Entries from a dataset of interfaces
※ ※ ※

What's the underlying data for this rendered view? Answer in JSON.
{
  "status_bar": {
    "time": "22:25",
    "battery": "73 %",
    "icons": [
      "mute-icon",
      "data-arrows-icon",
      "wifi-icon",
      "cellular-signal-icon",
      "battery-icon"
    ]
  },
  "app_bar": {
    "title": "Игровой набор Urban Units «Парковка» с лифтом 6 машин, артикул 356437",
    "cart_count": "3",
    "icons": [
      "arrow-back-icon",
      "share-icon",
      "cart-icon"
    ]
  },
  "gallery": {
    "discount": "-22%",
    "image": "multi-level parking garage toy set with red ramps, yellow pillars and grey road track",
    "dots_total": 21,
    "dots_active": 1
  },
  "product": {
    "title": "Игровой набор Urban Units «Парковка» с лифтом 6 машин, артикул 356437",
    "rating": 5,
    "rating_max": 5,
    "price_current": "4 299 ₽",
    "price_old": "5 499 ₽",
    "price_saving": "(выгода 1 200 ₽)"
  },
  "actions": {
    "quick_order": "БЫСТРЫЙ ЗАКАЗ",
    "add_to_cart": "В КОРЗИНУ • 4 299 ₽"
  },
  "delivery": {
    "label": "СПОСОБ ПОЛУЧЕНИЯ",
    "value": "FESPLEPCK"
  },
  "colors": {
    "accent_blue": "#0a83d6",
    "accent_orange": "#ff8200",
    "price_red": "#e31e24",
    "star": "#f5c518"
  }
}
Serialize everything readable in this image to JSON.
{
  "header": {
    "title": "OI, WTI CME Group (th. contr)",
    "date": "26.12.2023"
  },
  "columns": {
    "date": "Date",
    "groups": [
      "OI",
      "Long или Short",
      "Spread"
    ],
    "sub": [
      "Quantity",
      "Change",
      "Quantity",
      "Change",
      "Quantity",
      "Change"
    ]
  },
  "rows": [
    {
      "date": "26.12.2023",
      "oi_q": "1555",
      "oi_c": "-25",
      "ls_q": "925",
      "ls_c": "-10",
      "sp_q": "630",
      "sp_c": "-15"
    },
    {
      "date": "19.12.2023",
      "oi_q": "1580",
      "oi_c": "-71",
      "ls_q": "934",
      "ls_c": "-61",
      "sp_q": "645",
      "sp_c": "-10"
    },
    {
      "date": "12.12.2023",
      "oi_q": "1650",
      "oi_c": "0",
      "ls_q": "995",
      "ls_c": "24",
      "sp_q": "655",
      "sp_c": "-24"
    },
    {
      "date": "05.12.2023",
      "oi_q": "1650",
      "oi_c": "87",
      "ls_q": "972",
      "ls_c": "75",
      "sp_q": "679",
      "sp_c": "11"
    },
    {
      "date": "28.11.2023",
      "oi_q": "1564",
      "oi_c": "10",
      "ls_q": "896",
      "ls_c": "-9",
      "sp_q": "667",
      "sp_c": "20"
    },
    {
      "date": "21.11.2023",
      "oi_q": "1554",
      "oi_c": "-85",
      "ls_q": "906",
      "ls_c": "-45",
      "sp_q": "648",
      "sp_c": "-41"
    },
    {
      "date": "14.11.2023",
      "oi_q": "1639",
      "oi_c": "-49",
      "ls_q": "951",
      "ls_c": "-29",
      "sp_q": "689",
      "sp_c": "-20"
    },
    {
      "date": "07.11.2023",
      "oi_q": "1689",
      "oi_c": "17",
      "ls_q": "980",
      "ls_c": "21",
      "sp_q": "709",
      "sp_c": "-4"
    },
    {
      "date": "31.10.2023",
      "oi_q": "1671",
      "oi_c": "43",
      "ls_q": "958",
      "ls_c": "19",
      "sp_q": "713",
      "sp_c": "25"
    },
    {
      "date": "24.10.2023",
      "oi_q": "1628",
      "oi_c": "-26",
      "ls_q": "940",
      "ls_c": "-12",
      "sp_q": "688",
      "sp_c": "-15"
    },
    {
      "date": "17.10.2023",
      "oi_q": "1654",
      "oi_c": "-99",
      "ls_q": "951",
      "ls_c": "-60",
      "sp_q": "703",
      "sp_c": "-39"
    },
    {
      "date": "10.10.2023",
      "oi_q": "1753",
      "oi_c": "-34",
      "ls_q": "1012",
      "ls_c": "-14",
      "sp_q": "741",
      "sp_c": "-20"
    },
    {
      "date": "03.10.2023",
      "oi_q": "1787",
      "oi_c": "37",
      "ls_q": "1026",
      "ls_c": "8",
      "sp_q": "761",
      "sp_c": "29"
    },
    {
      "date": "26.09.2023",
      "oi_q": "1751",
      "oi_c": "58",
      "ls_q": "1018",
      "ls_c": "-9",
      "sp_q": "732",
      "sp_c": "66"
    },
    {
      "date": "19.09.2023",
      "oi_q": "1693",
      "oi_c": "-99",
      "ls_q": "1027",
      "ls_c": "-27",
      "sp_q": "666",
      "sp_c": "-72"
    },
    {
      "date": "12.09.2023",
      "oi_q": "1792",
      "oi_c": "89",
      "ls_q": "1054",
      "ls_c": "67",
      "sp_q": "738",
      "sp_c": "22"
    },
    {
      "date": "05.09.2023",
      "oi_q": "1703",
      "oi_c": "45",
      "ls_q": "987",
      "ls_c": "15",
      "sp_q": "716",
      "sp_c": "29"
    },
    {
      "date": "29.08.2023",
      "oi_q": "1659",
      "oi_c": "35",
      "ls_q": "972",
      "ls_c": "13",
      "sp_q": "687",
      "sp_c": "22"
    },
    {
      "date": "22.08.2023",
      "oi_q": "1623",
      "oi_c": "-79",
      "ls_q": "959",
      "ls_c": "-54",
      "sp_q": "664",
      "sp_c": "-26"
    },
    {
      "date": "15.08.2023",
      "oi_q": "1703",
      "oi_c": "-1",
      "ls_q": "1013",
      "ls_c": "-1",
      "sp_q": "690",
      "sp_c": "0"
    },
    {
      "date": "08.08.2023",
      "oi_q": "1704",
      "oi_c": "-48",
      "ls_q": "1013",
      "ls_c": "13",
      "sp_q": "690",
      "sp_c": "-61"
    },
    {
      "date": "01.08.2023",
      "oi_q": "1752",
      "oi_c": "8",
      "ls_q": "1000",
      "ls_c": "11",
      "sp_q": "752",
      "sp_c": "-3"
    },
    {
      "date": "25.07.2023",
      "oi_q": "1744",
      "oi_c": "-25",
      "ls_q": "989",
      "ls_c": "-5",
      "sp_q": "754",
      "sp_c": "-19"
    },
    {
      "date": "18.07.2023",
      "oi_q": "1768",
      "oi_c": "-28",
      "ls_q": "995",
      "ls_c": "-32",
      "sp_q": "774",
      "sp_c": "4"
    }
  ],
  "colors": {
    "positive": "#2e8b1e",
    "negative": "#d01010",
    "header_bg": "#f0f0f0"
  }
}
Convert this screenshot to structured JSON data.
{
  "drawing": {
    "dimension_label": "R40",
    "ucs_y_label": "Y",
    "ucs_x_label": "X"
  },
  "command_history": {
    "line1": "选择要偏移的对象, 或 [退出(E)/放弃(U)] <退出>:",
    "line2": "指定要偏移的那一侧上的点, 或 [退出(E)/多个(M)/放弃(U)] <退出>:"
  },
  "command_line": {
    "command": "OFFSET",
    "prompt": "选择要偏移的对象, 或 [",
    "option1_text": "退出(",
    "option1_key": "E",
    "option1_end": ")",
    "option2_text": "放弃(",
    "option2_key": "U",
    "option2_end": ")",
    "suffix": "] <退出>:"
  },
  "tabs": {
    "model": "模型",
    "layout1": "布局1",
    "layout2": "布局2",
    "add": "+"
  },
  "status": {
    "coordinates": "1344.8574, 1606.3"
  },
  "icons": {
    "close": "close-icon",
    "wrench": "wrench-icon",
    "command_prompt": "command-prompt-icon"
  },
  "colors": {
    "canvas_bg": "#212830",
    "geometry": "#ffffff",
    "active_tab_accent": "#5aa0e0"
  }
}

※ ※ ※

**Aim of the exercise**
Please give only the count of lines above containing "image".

**Solution to this task**
2